As far as a stand-down is concerned, the more you do it, the better it will be. The first one may not go as smoothly as you had hoped. But with practice, you’ll get better at conducting stand-downs and they will become more effective.
Safety is the most important job on any ladder. Employers can use these 7 ladder safety tips to promote ladder safety during a stand-down:
- Review and demonstrate the correct way to inspect a ladder before use.
- Discuss the importance of using the right ladder for the job.
- Teach proper ladder placement and stability.
- Discuss weight limits and the dangers of overloading a ladder.
- Demonstrate how to properly secure the ladder when in use.
- Highlight the importance of keeping the ladder clean and free of debris, which is even more crucial for those in the construction industry.
- Encourage attendees to report any damaged or faulty ladders immediately.
Note that these steps are designed to be used individually or in combination with each other. The idea is to provide a wide variety of options so that you can choose what works best for your needs and situation.
Safety is an ongoing process that needs to be continuously monitored and updated as new hazards are discovered, technologies emerge and safety standards change. Best practice is to conduct regular assessments of the workplace and maintain up-to-date information about what is happening on-site. To help with this we recommend doing the following:
To further emphasize the importance of safety in the workplace, let’s turn to the words of our own Safety and Loss Control Manager, Ernie Medina. “Promoting safety should be a daily effort. Safety campaigns are just one tool to help employers stay proactive, but it’s the employees’ right to work in a hazard-free environment.”
With this in mind, we recommend you take the following steps to ensure the safety of your employees while they work with ladders:
- Assign a team to regularly inspect all ladders in the workplace.
- Create a system for reporting and documenting any incidents or near misses related to ladder usage.
- Make sure all equipment is properly marked and clearly labeled.
- Set up a routine maintenance schedule for all ladders, and ensure it’s followed consistently.
- Promote a positive workplace safety culture.
OSHA’s national safety stand-down to prevent falls in construction are typically held every year in May. Any employer can take part, but in past years, participants have included commercial construction companies of all sizes, residential construction contractors, highway construction companies, the U.S. military, safety equipment manufacturers and more.

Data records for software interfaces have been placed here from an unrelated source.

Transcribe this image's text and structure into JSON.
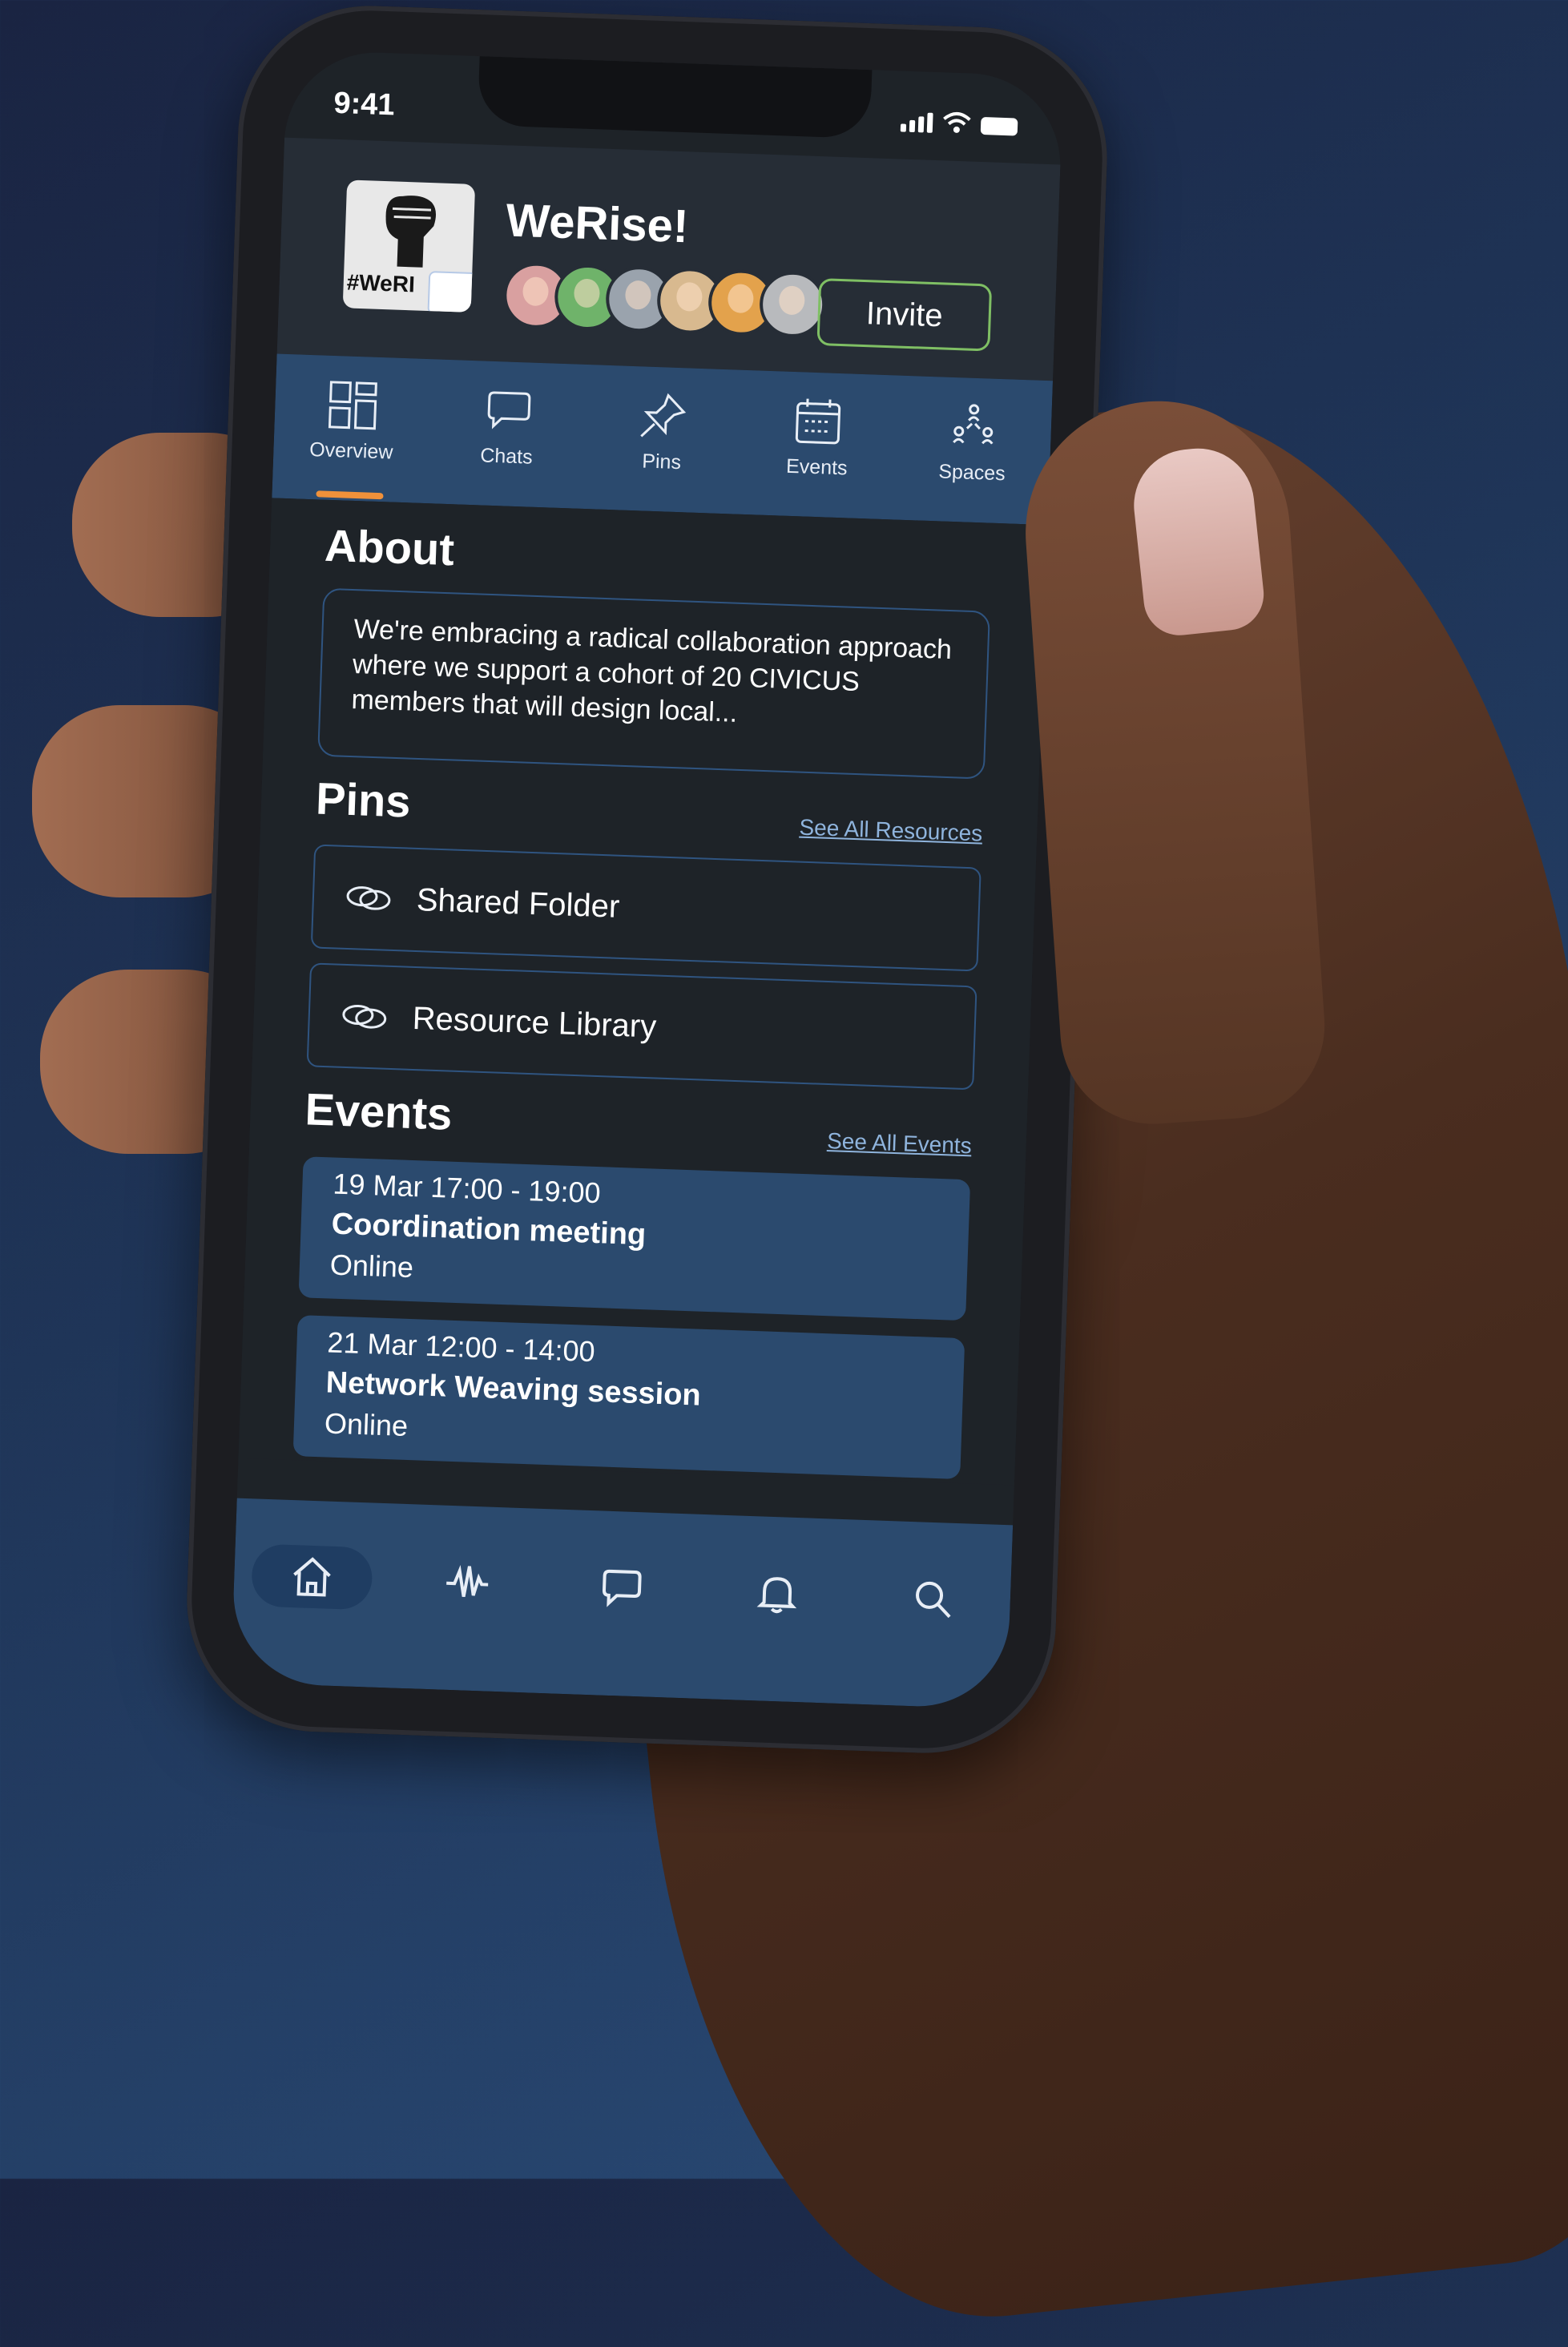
{
  "status_bar": {
    "time": "9:41"
  },
  "group": {
    "name": "WeRise!",
    "logo_text": "#WeRI",
    "avatar_colors": [
      "#d9a0a0",
      "#6fb36a",
      "#9aa3ad",
      "#d8b98f",
      "#e3a24c",
      "#b8babd"
    ],
    "invite_label": "Invite"
  },
  "tabs": [
    {
      "label": "Overview",
      "icon": "overview-icon",
      "active": true
    },
    {
      "label": "Chats",
      "icon": "chat-icon"
    },
    {
      "label": "Pins",
      "icon": "pin-icon"
    },
    {
      "label": "Events",
      "icon": "calendar-icon"
    },
    {
      "label": "Spaces",
      "icon": "spaces-icon"
    }
  ],
  "about": {
    "title": "About",
    "text": "We're embracing a radical collaboration approach where we support a cohort of 20 CIVICUS members that will design local..."
  },
  "pins": {
    "title": "Pins",
    "see_all": "See All Resources",
    "items": [
      {
        "label": "Shared Folder",
        "icon": "link-icon"
      },
      {
        "label": "Resource Library",
        "icon": "link-icon"
      }
    ]
  },
  "events": {
    "title": "Events",
    "see_all": "See All Events",
    "items": [
      {
        "time": "19 Mar 17:00 - 19:00",
        "title": "Coordination meeting",
        "place": "Online"
      },
      {
        "time": "21 Mar 12:00 - 14:00",
        "title": "Network Weaving session",
        "place": "Online"
      }
    ]
  },
  "bottom_nav": [
    {
      "icon": "home-icon",
      "active": true
    },
    {
      "icon": "activity-icon"
    },
    {
      "icon": "chat-icon"
    },
    {
      "icon": "bell-icon"
    },
    {
      "icon": "search-icon"
    }
  ],
  "colors": {
    "background": "#1f3558",
    "accent": "#2b4a6e",
    "tab_indicator": "#f0913a",
    "invite_border": "#7fbf64"
  }
}
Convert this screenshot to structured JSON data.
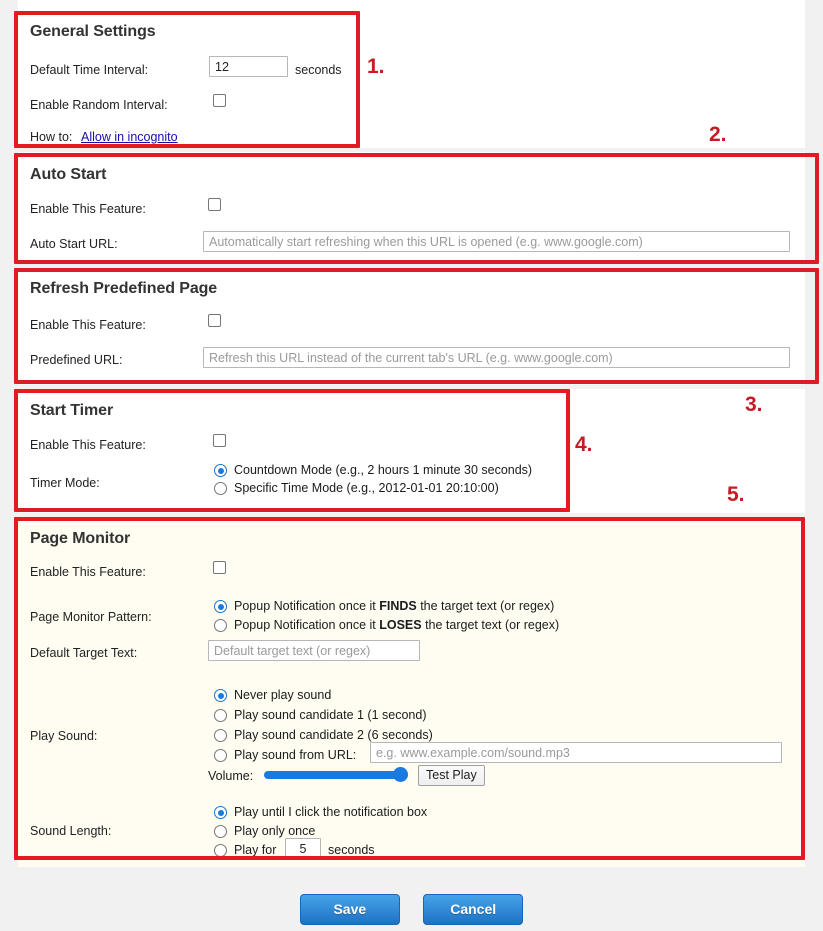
{
  "general": {
    "title": "General Settings",
    "interval_label": "Default Time Interval:",
    "interval_value": "12",
    "interval_unit": "seconds",
    "random_label": "Enable Random Interval:",
    "howto_label": "How to:",
    "howto_link": "Allow in incognito"
  },
  "auto_start": {
    "title": "Auto Start",
    "enable_label": "Enable This Feature:",
    "url_label": "Auto Start URL:",
    "url_placeholder": "Automatically start refreshing when this URL is opened (e.g. www.google.com)",
    "url_value": ""
  },
  "refresh_predefined": {
    "title": "Refresh Predefined Page",
    "enable_label": "Enable This Feature:",
    "url_label": "Predefined URL:",
    "url_placeholder": "Refresh this URL instead of the current tab's URL (e.g. www.google.com)",
    "url_value": ""
  },
  "start_timer": {
    "title": "Start Timer",
    "enable_label": "Enable This Feature:",
    "mode_label": "Timer Mode:",
    "modes": [
      {
        "label": "Countdown Mode (e.g., 2 hours 1 minute 30 seconds)",
        "selected": true
      },
      {
        "label": "Specific Time Mode (e.g., 2012-01-01 20:10:00)",
        "selected": false
      }
    ]
  },
  "page_monitor": {
    "title": "Page Monitor",
    "enable_label": "Enable This Feature:",
    "pattern_label": "Page Monitor Pattern:",
    "patterns": [
      {
        "pre": "Popup Notification once it ",
        "strong": "FINDS",
        "post": " the target text (or regex)",
        "selected": true
      },
      {
        "pre": "Popup Notification once it ",
        "strong": "LOSES",
        "post": " the target text (or regex)",
        "selected": false
      }
    ],
    "target_label": "Default Target Text:",
    "target_placeholder": "Default target text (or regex)",
    "target_value": "",
    "play_sound_label": "Play Sound:",
    "sound_options": [
      {
        "label": "Never play sound",
        "selected": true
      },
      {
        "label": "Play sound candidate 1 (1 second)",
        "selected": false
      },
      {
        "label": "Play sound candidate 2 (6 seconds)",
        "selected": false
      },
      {
        "label": "Play sound from URL:",
        "selected": false
      }
    ],
    "sound_url_placeholder": "e.g. www.example.com/sound.mp3",
    "sound_url_value": "",
    "volume_label": "Volume:",
    "volume_value": "100",
    "test_play_label": "Test Play",
    "sound_length_label": "Sound Length:",
    "length_options": [
      {
        "label": "Play until I click the notification box",
        "selected": true
      },
      {
        "label": "Play only once",
        "selected": false
      },
      {
        "label": "Play for",
        "selected": false
      }
    ],
    "play_for_value": "5",
    "play_for_unit": "seconds"
  },
  "footer": {
    "save_label": "Save",
    "cancel_label": "Cancel"
  },
  "annotations": {
    "items": [
      {
        "num": "1."
      },
      {
        "num": "2."
      },
      {
        "num": "3."
      },
      {
        "num": "4."
      },
      {
        "num": "5."
      }
    ],
    "accent_color": "#e01b22"
  }
}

At FFVA Mutual, we believe that every employer should have access to the resources they need to host successful and effective stand-down events. When you’re looking to host your next stand-down, we encourage you to take time to learn more about ways to hold your own Ladder Safety Stand-Down event and access the many resources available to employers and workers. Our materials include a comprehensive, user-friendly resource on ladder safety that’s packed with useful information and a customizable certificate of participation that you can use to recognize your participants and thank them for their time.
And of course, whenever you need any additional safety support or guidance, our team of Solutionists are always here to help. It’s our goal to help create safer workplaces, and we’re proud of the work we’ve done so far. But safety is a never-ending journey that requires continued vigilance and effort from all parties involved. We hope you join our ladder safety stand-down campaign for more resources and to help us keep this important conversation going.